I’ve been an Ottolenghi fan from day one and have enjoyed both the shops and Yotam’s ascent to being a household name. A favorite (and funny) Ottolenghi memory for me was when I was in London by myself and sneaked off to a movie theater that sold wine and other alcoholic beverages to see Bridget Jones’ Baby. (I knew it would be awful, but sometimes, that’s what you want!) With my Instagram feed as my witness, the best part of the movie was when Patrick Dempsey brought Ottolenghi food to Bridget Jones’ apartment. Well, now we can make that fictitious Pan-Fried Salmon with Pine Nut Salsa in our own kitchens because in the newest book from the Ottolenghi family, Ottolenghi Simple, they’ve created a recipe for it. It is extremely simple, can be made in a flash, and plates up beautifully.
One last note — I love the acknowledgements Yotam wrote in this book because he included first a hefty recognition of the work done by his colleagues Tara Wigley and Esme Howarth who were integral to making the book and whose names appear on the title page. Congratulations to all three of you! —Kristina
About Yotam: Yotam Ottolenghi is the author of the New York Times best-selling cookbooks Plenty, Ottolenghi, Jerusalem, Plenty More, NOPI, and Sweet. He lives in London, where he co-owns an eponymous group of restaurants, the fine dining restaurant NOPI, and the vegetable-focused restaurant ROVI. Find Ottolenghi on Instagram at @ottolenghi.
For a chance to win a copy of Ottolenghi Simple, respond in the comments section below by December 13, 5PM EST to the following question: What’s your favorite food scene in a movie or television series and why? We will announce the winner in the comments section, so be sure to check back!
Image above: Ottolenghi Simple. Photography by Jonathan Lovekin
Image above: Yotam Ottolenghi
Image above: Yotam and Tara Wigley
Image above: Bridget Jones’ Pan-fried Salmon with Pine Nut Salsa
- ¾ cup/100g currants
- 4 salmon fillets, skin on and pinbones removed (1 lb 2 oz/500g)
- 7 tbsp/100ml olive oil
- Salt and black pepper
- 4 medium celery stalks, cut into ½-inch/ 1cm dice (1¾ cups/ 180g), leaves removed but kept for garnish
- ¼ cup/30g pine nuts, roughly chopped
- ¼ cup/40g capers, plus 2 tbsp of their brine
- 1/3 cup/40g large green olives, pitted and cut into ½-inch/1cm dice (about 8)
- 1 good pinch (¼ tsp) of saffron threads, mixed with 1 tbsp hot water

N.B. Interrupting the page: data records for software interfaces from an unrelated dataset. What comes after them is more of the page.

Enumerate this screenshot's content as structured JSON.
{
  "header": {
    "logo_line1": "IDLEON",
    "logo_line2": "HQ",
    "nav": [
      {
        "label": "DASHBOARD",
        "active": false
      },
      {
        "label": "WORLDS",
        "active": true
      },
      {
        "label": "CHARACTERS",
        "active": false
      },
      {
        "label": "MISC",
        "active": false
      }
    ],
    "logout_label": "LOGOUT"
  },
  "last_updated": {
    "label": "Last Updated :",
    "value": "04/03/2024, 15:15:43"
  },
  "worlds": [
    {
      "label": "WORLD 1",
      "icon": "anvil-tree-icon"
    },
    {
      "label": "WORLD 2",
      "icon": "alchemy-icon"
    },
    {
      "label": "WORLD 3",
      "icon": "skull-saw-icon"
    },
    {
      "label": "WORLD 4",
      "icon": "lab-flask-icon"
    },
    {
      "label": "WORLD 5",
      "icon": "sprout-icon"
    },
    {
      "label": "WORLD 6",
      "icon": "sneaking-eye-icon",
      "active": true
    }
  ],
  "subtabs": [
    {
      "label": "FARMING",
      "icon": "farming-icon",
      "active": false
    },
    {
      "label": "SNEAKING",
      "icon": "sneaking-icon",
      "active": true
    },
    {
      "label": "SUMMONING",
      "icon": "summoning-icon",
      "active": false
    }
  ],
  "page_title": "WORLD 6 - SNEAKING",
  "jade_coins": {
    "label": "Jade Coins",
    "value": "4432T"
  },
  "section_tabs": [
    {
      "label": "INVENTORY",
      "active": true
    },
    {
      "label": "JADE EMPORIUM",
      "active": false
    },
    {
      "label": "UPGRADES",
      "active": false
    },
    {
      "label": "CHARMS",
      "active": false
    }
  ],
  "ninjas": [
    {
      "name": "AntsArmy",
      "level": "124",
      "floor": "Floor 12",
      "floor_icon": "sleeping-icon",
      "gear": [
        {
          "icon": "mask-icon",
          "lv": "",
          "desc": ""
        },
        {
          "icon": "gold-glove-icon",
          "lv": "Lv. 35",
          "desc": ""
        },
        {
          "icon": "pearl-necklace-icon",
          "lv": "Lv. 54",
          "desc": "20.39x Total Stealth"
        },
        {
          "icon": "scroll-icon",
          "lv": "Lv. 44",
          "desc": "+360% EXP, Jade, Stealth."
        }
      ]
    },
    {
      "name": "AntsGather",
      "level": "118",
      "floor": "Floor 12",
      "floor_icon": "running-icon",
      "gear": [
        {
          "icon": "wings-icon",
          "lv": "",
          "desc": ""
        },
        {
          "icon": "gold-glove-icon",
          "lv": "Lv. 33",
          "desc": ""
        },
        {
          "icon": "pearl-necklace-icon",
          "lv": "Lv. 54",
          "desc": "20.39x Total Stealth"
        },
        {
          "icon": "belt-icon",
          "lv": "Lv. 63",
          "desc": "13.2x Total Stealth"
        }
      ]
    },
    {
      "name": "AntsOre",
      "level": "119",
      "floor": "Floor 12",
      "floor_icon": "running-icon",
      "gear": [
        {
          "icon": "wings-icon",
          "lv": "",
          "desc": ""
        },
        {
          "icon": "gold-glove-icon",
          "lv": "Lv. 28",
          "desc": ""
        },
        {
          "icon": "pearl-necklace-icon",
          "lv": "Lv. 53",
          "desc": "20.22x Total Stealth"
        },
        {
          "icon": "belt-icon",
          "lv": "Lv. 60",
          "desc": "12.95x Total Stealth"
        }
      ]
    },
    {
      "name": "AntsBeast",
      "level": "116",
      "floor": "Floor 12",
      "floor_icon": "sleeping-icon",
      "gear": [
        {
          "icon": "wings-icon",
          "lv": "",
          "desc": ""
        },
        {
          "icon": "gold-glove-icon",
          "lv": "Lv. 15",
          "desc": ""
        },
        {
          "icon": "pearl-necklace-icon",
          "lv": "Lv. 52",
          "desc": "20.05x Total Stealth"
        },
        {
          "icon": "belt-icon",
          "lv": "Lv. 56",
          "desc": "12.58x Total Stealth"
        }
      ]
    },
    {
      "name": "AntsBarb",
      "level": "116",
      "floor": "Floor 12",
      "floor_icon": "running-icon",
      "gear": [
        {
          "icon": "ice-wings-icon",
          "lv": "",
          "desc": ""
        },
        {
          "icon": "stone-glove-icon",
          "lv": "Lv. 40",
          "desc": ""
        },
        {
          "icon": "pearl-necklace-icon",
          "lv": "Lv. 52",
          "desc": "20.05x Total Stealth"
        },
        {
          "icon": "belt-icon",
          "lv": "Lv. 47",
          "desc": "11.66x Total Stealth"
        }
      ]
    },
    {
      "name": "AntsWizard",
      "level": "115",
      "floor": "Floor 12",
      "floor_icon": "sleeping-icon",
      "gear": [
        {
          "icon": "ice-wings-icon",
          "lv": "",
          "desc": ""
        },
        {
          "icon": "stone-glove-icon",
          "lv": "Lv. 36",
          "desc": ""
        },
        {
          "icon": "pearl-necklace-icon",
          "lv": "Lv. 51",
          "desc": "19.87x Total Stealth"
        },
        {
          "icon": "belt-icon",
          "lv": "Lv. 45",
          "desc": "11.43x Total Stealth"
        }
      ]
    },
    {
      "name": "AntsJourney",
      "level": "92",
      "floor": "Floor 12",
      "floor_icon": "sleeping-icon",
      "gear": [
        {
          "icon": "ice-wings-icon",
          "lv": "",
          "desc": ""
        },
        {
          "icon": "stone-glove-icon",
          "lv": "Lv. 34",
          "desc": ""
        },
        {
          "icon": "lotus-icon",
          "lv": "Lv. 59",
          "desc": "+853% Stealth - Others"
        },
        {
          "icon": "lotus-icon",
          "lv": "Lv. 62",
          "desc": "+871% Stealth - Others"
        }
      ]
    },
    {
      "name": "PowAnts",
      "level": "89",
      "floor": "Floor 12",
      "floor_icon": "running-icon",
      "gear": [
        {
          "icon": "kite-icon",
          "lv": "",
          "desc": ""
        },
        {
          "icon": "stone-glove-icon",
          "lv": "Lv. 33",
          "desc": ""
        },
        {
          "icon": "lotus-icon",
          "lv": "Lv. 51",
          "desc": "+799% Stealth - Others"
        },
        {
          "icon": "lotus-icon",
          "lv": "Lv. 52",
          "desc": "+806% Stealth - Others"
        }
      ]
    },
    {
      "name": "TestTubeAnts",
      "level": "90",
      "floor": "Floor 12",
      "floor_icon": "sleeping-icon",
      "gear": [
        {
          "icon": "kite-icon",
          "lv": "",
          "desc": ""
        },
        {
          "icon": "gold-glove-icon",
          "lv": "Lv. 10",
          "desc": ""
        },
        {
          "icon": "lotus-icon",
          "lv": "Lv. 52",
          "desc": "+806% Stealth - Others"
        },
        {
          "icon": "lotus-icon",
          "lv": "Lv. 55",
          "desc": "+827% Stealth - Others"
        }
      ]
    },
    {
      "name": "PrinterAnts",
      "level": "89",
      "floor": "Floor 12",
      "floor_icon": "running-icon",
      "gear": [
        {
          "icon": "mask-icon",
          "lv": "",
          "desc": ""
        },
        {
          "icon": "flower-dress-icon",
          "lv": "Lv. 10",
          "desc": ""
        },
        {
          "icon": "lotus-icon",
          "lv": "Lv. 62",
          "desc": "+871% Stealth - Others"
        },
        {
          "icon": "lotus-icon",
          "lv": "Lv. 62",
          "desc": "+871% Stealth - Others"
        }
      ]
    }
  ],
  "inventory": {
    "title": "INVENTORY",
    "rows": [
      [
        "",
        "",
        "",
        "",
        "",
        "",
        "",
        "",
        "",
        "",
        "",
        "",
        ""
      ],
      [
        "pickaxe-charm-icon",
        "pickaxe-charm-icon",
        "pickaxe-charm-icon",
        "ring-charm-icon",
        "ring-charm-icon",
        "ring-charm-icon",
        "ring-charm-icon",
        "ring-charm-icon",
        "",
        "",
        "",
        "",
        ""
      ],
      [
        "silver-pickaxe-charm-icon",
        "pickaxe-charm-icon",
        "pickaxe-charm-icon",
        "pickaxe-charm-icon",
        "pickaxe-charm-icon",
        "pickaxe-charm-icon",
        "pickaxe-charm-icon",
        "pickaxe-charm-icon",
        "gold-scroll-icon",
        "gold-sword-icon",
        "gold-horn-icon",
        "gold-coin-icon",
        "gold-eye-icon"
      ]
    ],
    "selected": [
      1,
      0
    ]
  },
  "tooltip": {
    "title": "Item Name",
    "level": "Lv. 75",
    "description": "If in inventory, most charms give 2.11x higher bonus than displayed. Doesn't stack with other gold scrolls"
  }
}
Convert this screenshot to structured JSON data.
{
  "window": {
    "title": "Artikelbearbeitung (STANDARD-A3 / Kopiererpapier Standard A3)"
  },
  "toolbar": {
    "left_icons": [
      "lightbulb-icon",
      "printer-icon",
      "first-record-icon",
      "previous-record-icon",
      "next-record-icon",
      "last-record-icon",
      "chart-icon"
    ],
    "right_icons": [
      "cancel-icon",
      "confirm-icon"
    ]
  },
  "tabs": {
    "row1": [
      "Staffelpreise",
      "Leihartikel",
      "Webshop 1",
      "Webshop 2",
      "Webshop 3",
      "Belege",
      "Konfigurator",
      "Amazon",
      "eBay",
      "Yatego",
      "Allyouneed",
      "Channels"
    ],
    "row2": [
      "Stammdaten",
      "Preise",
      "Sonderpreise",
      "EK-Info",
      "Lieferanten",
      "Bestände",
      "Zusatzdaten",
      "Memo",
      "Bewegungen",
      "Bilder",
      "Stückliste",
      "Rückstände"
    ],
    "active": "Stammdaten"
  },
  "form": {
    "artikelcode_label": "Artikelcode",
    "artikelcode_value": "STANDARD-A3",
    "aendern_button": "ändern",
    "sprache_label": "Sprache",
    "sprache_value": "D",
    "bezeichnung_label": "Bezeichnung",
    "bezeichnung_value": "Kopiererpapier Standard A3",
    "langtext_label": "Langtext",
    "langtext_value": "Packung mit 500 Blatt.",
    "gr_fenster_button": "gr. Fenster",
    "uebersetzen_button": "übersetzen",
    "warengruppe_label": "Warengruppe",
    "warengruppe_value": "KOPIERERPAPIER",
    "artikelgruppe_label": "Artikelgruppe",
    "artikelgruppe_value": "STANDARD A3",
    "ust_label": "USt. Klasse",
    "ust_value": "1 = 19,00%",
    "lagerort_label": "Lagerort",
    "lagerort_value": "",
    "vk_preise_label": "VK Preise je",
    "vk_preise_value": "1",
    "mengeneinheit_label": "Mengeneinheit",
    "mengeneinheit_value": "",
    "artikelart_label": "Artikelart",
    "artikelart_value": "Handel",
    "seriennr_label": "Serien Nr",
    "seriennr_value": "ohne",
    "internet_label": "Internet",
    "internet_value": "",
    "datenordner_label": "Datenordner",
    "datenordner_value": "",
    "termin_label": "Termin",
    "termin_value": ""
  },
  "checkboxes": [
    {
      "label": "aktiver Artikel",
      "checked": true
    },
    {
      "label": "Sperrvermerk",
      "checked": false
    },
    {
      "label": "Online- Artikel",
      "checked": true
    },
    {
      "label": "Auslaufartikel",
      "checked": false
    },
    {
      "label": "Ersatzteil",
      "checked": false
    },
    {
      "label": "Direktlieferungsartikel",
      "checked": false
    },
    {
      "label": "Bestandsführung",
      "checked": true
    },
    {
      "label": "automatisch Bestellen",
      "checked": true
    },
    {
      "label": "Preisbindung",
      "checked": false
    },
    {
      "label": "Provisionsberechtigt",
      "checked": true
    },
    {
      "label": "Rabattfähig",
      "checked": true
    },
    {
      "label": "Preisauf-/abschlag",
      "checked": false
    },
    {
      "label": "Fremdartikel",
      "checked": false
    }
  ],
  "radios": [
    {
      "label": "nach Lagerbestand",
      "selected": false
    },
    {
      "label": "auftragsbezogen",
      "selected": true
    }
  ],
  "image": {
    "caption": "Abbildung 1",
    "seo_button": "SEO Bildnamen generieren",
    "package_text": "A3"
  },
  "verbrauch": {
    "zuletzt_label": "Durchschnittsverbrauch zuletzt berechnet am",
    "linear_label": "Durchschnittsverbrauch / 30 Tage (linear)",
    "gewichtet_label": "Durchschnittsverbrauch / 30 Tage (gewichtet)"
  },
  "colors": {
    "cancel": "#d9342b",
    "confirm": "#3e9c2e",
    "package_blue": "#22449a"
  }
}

- 1 cup/20g parsley, roughly chopped
- 1 lemon: finely zest to get 1 tsp, then juice to get 1 tsp
1. Cover the currants with boiling water and set aside to soak for 20 minutes while you prep the salmon and make the salsa.
2. Mix the salmon with 1 tbsp of the oil, a rounded ¼ tsp salt, and a good grind of pepper. Set aside while you make the salsa.
3. Put 5 tbsp/75ml of the olive oil into a large sauté pan and place on a high heat. Add the celery and pine nuts and fry for 4–5 minutes, stirring frequently, until the nuts begin to brown (don’t take your eyes off them, as they can easily burn). Remove the pan from the heat and stir in the capers and their brine, the olives, saffron and its water, and a pinch of salt. Drain the currants and add these, along with the parsley, lemon zest, and lemon juice. Set aside.
4. Put the remaining 1 tbsp of oil into a large frying pan and place over medium-high heat. Once hot, add the salmon fillets, skin side down, and fry for 3 minutes, until the skin is crisp. Decrease the heat to medium, then flip the fillets over and continue to fry for 2–4 minutes (depending on how much you like the salmon cooked). Remove from the pan and set aside.
5. Arrange the salmon on four plates and spoon on the salsa. Scatter the celery leaves on top.
Reprinted with permission from Ottolenghi Simple: A Cookbook by Yotam Ottolenghi, copyright © 2018. Published by Ten Speed Press, an imprint of Penguin Random House.
Photography by Jonathan Lovekin © 2018